A bankruptcy claim is a claim filed by the debtor (most common) or on behalf of creditors (less common) against an individual or organization, in an effort to recoup a portion of what they are owed, when the individual or organization is legally declared as being unable to or having an impaired ability to pay its creditors.
All of the debtor's assets are measured and evaluated, whereupon the assets are used to repay a portion of outstanding debt. Upon the successful completion of bankruptcy proceedings, the debtor is relieved of the debt obligations incurred prior to filing for bankruptcy.
Bank debt are debt financing obligations issued by a bank or similar financial institution to a company or individual, and are also known as senior bank loans. They are usually secured and come with the right given to the lender to retain possession of the borrower's assets, pending discharge of the debt.
At the time the loan is made, there typically tend to be no other existing liens on the borrower's assets, or at least not on any of the assets being secured by the bank debt. Thus, if the borrower should enter a state of bankruptcy in the future, the assets used to secure the bank debt must be used to repay that debt first. Additionally, the bank debts interest and principal payments take precedence over other junior sources of debt financing, such as other creditors, preferred stockholders or common stockholders.
A debt security is also known as a fixed income security and includes any debt instrument that can be bought or sold between two parties and which has basic terms defined, such as notional amount (borrowed amount), interest rate and maturity/renewal date. These securities provide interest payments as compensation for the use of an investor's (ie, lender's) funds. The payments usually last until the maturity date, or upon the sale of the security, at which point the notional amount is repaid.
Debt securities include government bonds, corporate bonds, money-market instruments, CDs, municipal bonds, preferred stock, collateralized securities (such as CDOs, CMOs) and zero-coupon securities.
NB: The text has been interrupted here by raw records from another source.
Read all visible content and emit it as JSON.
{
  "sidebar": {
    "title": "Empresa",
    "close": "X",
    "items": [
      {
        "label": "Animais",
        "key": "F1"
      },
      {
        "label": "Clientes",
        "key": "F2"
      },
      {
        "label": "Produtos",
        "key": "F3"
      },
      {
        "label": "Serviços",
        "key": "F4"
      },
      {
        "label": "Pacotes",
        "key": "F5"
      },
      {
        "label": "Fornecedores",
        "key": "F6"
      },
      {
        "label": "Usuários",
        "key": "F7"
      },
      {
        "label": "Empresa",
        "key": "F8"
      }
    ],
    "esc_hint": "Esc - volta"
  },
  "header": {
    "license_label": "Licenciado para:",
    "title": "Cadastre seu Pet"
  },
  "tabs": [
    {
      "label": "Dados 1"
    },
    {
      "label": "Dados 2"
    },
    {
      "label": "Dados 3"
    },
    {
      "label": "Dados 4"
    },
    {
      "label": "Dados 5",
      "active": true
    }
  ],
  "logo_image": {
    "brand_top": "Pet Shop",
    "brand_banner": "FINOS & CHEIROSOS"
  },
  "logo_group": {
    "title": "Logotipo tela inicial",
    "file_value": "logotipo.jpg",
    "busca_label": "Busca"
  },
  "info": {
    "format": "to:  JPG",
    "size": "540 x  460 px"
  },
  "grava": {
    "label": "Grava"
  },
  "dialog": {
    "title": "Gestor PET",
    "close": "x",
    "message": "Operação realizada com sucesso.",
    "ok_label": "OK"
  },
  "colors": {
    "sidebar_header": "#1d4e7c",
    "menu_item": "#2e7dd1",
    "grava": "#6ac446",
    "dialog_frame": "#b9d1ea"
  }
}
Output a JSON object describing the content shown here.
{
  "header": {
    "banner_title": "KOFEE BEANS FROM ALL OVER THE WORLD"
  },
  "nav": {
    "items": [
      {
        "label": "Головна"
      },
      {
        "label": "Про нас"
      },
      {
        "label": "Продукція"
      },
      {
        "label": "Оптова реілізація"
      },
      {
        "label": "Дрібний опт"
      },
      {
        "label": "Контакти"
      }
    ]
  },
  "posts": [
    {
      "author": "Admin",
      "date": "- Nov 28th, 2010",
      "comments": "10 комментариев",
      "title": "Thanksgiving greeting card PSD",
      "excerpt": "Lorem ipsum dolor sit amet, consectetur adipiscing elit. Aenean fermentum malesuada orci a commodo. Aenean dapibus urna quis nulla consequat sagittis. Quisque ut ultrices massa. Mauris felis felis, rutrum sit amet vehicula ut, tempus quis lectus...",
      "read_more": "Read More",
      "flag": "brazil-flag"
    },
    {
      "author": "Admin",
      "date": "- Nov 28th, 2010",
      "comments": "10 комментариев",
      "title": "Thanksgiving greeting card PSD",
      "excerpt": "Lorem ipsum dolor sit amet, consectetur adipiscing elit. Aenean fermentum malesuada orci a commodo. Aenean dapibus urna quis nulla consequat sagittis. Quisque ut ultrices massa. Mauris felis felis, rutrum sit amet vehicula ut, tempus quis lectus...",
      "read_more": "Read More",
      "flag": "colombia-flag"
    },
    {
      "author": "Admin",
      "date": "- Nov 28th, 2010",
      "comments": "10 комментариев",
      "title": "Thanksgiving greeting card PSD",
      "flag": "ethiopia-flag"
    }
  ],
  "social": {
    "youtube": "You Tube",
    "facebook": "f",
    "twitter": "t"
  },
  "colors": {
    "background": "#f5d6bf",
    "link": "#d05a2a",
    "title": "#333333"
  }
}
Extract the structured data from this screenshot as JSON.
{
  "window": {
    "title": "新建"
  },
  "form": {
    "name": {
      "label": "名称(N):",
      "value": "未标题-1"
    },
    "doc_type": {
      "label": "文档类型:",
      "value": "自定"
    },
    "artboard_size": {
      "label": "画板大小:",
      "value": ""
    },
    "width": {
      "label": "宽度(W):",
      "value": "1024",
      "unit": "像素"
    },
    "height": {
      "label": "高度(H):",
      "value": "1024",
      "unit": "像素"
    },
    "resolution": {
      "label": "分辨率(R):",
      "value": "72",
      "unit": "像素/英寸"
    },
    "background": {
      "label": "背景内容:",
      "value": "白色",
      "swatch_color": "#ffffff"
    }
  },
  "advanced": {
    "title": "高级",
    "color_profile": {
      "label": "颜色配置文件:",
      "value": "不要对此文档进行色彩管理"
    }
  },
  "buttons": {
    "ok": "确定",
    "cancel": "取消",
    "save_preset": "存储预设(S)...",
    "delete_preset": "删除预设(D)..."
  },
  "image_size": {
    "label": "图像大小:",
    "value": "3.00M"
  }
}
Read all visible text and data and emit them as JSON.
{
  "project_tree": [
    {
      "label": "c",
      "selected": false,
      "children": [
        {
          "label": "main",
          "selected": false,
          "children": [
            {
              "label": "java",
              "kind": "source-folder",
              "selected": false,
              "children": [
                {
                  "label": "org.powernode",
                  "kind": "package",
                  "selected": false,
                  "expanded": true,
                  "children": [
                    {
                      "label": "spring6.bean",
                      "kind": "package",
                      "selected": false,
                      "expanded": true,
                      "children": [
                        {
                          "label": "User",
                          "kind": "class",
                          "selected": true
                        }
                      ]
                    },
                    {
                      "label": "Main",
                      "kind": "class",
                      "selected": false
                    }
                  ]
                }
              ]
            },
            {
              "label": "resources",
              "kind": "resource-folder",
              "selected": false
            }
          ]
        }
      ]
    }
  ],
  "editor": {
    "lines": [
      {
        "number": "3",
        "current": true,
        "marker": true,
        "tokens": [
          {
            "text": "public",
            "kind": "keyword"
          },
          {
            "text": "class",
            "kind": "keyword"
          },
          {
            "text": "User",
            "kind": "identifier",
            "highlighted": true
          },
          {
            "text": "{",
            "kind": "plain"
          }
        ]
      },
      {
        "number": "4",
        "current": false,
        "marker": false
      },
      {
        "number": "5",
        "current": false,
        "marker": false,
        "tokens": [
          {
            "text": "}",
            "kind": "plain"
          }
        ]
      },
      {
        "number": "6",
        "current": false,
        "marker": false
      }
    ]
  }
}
The interest rate on a debt security is largely determined by the perceived repayment ability of the borrower; higher risks of payment default almost always lead to higher interest rates. Furthermore, debt securities on the whole are safer investments than equity securities, but riskier than cash. They are typically classified and grouped by their level of default risk, the type of issuer and income payment cycles.
Illiquid listed or privately issued warrants, structured products, derivatives structures linked to interest rates, commodities, single stock or equity indices.
A warrant is a derivative security that gives the holder the right to purchase a certain amount of securities (usually equity) from the issuer at a specific price and within a certain time frame. Warrants are often included in a new debt issue, such as a bond or preferred stock, as a "sweetener" to entice investors.
The main difference between warrants and call options is that warrants are issued and guaranteed by the company, whereas options are exchange instruments and are not issued by the company. Also, the lifetime of a warrant is often measured in years, while the lifetime of a typical option is measured in months.
Convertible bonds are bonds with the right to convert to a predetermined amount of ordinary shares or preference shares, instead of getting cash repayment. This conversion occurs at a predetermined price and a stated time in the future. The terms are set at issue but are executed usually at the discretion of the bondholder. Convertible bonds are also sometimes called "CVs".
From the investor's perspective, a convertible bond has a value-added component built into it; it is essentially a bond with a stock option hidden inside. Thus, it tends to offer a lower rate of return in exchange for the value of the option to trade the bond into stock.
Illiquid listed or private company preferred shares, convertible preferred shares, restricted or unregistered preferred shares, minority or majority preferred share blocks.
Preferred stocks (also called preferred shares or preference shares) are a class of ownership in a corporation whose holders have a higher claim on the assets and earnings than common stockholders. This results in them being guaranteed priority in the payment of dividends (and/or assets in the cases of corporate dissolution), up to a certain amount, before the common shareholders are entitled to anything. However, preferred shareholders do not have the right to vote in corporate elections or share in corporate profits.
The precise details as to the structure of preferred stock are specific to each corporation. However, the best way to think of preferred stock is as a financial instrument that has characteristics of both debt (fixed dividends) and equity (potential appreciation). Additionally preferred stocks rank between bonds and common stock in priority of claims on the company.
Illiquid listed or private company shares, restricted or unregistered shares, minority or majority share blocks. Limited partnership interests (hedge funds, private equity, venture capital).
Common stocks are equity securities issued as ownership shares in a publicly held corporation. As a group, common stock shareholders can exercise control due to having voting rights, which allows them to elect a board of directors and vote on corporate policy and, based on their proportionate ownership, they may receive dividends as well as enjoying any capital appreciation.
If the company goes bankrupt, the common stockholders are junior to all other classes of securities so will not receive their money until the bondholders, preferred shareholders and other debt holders have been paid in full from the leftover assets. This makes common stock riskier than debt or preferred shares. The upside to common shares is that they usually outperform bonds and preferred shares in the long run. Also, in the U.K. common stock is sometimes called "ordinary shares".